Web page and app entries:
* * *

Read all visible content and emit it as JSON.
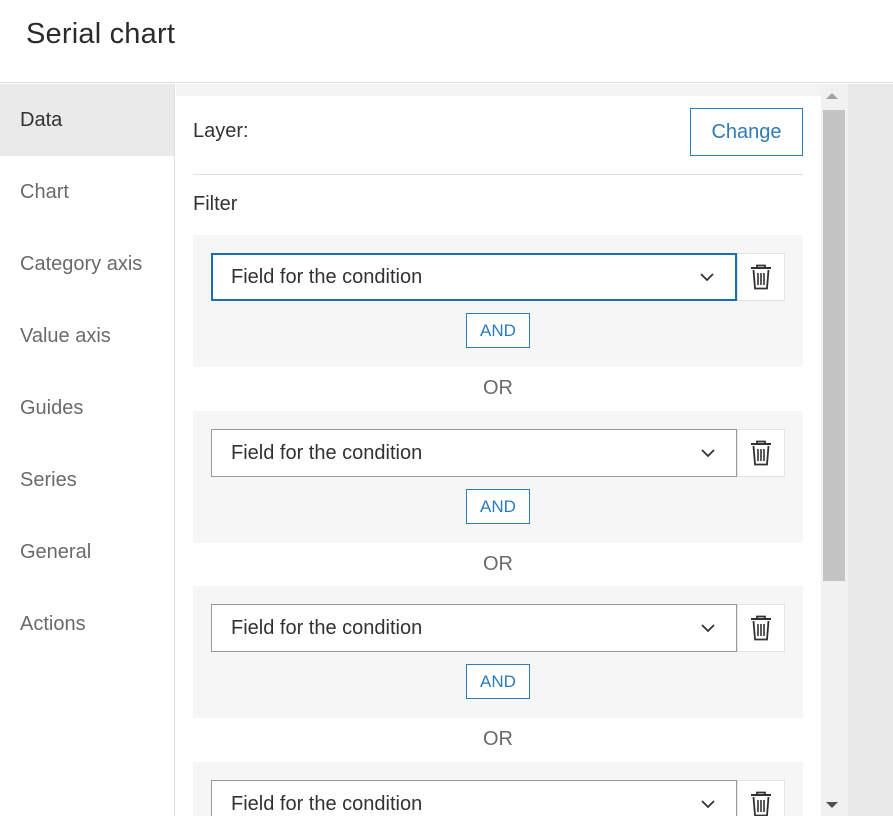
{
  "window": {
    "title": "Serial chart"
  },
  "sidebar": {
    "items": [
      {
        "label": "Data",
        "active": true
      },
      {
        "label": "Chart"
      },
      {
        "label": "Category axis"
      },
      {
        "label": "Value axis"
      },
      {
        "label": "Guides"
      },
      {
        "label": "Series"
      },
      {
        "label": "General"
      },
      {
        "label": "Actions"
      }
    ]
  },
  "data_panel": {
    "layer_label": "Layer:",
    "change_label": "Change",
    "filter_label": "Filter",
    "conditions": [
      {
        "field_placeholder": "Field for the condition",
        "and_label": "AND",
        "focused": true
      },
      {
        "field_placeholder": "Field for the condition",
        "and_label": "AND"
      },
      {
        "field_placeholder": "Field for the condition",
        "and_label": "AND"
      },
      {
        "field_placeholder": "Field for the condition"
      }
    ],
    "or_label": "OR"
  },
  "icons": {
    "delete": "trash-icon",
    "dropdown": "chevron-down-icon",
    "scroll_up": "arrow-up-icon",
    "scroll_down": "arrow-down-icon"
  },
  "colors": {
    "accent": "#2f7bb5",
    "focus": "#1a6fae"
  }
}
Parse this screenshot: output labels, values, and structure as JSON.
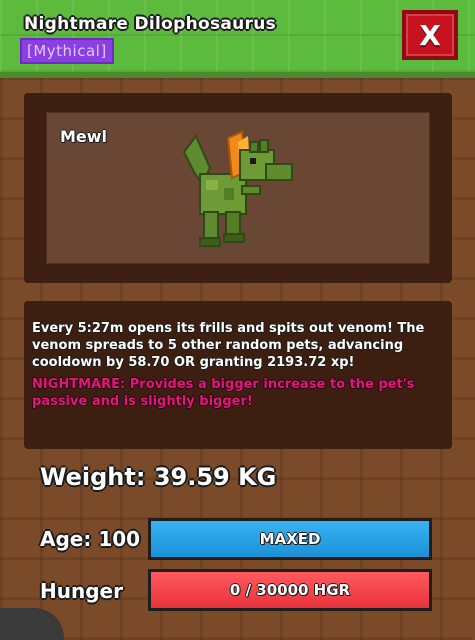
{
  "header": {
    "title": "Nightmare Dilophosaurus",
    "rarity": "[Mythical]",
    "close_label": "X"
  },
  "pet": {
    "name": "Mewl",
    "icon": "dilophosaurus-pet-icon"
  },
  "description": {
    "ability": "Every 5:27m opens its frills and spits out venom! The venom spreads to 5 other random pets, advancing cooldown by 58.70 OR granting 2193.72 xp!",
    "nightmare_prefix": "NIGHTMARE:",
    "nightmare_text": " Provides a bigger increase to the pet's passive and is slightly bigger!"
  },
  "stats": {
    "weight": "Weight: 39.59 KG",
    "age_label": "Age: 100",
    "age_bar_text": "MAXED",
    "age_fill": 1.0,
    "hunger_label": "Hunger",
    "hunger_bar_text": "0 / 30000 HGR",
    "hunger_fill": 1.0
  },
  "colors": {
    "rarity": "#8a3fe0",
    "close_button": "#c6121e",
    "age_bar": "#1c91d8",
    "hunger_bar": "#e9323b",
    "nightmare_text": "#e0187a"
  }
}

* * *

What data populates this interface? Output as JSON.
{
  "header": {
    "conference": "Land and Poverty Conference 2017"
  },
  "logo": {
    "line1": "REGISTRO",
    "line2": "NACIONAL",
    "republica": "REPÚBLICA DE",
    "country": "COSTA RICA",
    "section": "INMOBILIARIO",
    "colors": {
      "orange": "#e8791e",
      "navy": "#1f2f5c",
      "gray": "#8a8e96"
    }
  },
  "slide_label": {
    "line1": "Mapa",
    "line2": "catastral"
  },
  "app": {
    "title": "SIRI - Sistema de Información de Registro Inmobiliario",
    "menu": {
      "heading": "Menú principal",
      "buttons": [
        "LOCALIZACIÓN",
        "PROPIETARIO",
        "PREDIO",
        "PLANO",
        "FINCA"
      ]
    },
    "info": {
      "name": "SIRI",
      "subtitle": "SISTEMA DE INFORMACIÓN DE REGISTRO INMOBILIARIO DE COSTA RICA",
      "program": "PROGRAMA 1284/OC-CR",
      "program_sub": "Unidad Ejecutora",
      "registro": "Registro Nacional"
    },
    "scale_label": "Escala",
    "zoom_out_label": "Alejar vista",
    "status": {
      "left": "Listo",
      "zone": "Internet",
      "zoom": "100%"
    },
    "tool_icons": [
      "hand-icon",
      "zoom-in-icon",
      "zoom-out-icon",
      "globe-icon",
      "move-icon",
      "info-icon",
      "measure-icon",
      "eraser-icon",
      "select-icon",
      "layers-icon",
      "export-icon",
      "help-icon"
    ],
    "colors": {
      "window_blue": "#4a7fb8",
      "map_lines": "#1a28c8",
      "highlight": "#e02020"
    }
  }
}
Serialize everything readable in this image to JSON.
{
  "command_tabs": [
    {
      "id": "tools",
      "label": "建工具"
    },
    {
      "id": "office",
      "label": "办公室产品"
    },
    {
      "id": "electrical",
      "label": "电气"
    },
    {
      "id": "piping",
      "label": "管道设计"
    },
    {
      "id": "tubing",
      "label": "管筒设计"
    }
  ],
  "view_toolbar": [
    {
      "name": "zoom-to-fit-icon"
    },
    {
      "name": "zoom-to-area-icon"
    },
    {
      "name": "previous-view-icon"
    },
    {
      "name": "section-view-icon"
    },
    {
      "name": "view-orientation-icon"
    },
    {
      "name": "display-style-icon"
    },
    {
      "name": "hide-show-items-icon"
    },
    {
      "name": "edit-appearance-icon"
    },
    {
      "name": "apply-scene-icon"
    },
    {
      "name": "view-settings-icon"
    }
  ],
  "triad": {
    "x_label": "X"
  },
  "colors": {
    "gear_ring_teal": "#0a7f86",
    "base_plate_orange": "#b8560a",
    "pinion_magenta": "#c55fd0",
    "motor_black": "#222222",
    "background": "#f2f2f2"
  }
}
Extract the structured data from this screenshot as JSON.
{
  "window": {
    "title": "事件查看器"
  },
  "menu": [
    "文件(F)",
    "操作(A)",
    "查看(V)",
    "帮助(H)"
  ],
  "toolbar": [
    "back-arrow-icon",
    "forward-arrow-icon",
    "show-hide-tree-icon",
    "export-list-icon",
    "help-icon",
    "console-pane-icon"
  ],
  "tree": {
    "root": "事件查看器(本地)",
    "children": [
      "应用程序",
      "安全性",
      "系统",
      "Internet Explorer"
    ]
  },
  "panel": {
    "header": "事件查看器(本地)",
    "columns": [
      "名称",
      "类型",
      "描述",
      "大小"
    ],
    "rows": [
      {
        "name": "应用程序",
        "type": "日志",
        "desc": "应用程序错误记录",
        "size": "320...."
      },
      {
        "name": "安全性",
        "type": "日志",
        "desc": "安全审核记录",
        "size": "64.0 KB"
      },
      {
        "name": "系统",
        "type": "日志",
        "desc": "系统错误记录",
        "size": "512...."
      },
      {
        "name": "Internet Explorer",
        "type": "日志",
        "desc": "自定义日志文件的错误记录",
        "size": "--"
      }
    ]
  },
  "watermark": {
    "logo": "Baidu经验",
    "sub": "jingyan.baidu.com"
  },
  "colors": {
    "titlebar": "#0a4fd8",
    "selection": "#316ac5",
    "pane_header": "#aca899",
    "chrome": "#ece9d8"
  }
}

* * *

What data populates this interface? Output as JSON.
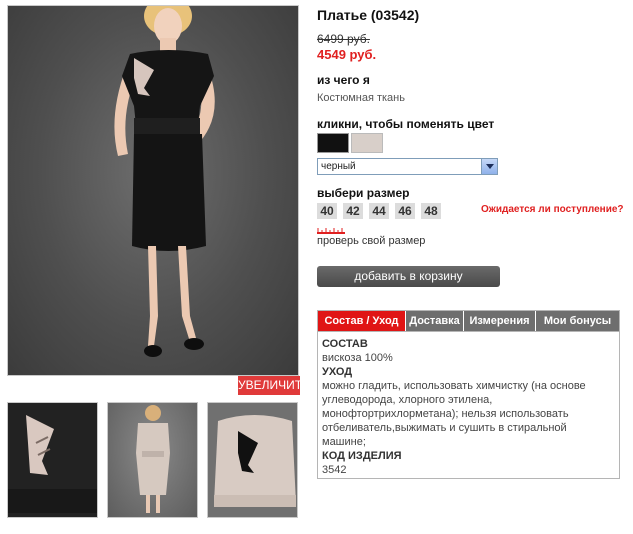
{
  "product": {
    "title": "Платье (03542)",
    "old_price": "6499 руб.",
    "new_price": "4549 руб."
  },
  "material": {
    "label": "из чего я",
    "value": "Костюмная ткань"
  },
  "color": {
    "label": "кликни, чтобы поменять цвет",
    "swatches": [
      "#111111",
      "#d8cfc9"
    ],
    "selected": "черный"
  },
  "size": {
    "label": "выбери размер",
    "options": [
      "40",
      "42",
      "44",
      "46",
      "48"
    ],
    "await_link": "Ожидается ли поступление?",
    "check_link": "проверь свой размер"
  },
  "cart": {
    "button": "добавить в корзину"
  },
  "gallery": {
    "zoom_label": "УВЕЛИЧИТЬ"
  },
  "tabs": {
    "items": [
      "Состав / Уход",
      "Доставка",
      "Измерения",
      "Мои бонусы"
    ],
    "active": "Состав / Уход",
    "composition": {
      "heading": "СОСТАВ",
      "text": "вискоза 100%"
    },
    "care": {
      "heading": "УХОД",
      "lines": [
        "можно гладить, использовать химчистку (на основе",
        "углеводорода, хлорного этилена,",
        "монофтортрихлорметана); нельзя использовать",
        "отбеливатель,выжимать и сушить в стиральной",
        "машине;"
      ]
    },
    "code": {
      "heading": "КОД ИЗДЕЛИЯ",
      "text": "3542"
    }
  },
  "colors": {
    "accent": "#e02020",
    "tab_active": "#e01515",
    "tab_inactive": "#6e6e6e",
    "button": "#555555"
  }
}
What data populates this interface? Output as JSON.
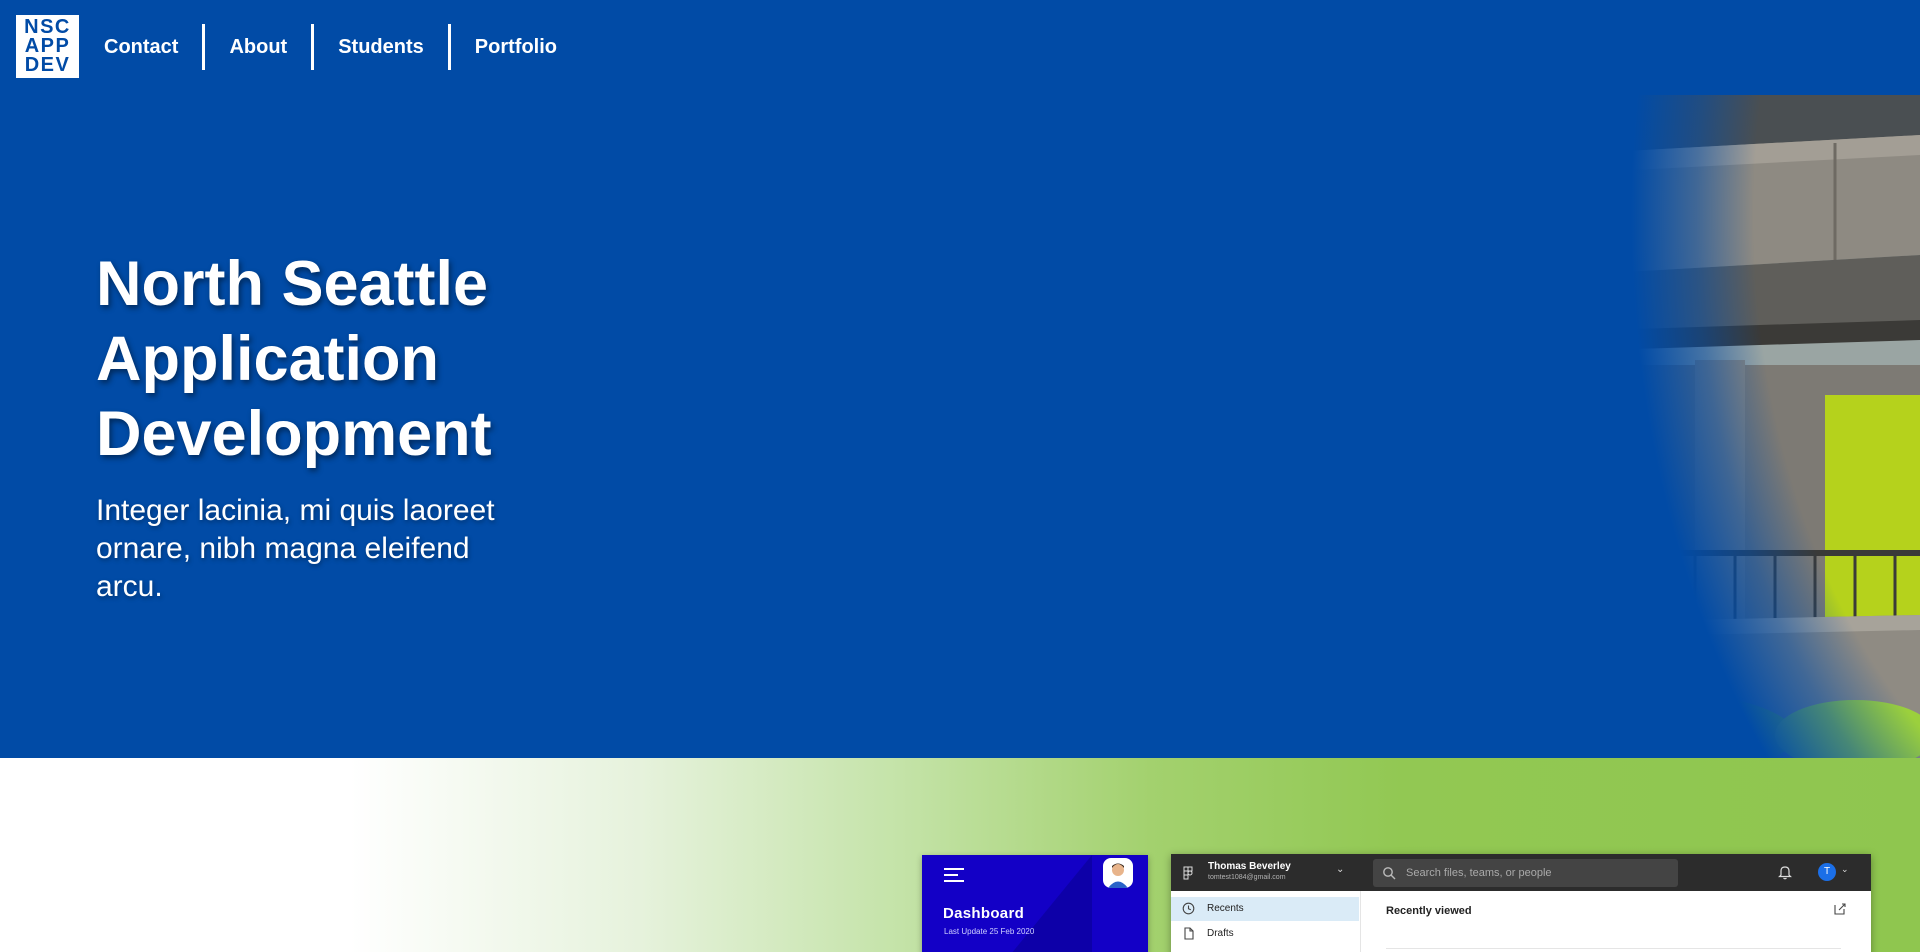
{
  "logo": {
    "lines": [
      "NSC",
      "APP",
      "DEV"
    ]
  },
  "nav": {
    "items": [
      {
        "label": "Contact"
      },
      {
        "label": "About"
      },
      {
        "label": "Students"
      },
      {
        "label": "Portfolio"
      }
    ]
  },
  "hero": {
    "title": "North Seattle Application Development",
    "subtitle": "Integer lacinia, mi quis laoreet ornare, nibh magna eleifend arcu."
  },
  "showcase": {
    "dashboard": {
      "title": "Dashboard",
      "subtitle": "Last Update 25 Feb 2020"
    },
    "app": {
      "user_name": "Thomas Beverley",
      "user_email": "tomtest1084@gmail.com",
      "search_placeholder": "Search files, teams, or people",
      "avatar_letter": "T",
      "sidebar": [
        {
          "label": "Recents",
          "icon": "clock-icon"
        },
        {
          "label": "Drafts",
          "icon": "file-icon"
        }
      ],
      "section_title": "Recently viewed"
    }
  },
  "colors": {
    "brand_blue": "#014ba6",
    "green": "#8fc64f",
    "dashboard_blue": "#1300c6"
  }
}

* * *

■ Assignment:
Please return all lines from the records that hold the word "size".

■ Result below:
        "size": "320...."
        "size": "64.0 KB"
        "size": "512...."
        "size": "--"
  "size": {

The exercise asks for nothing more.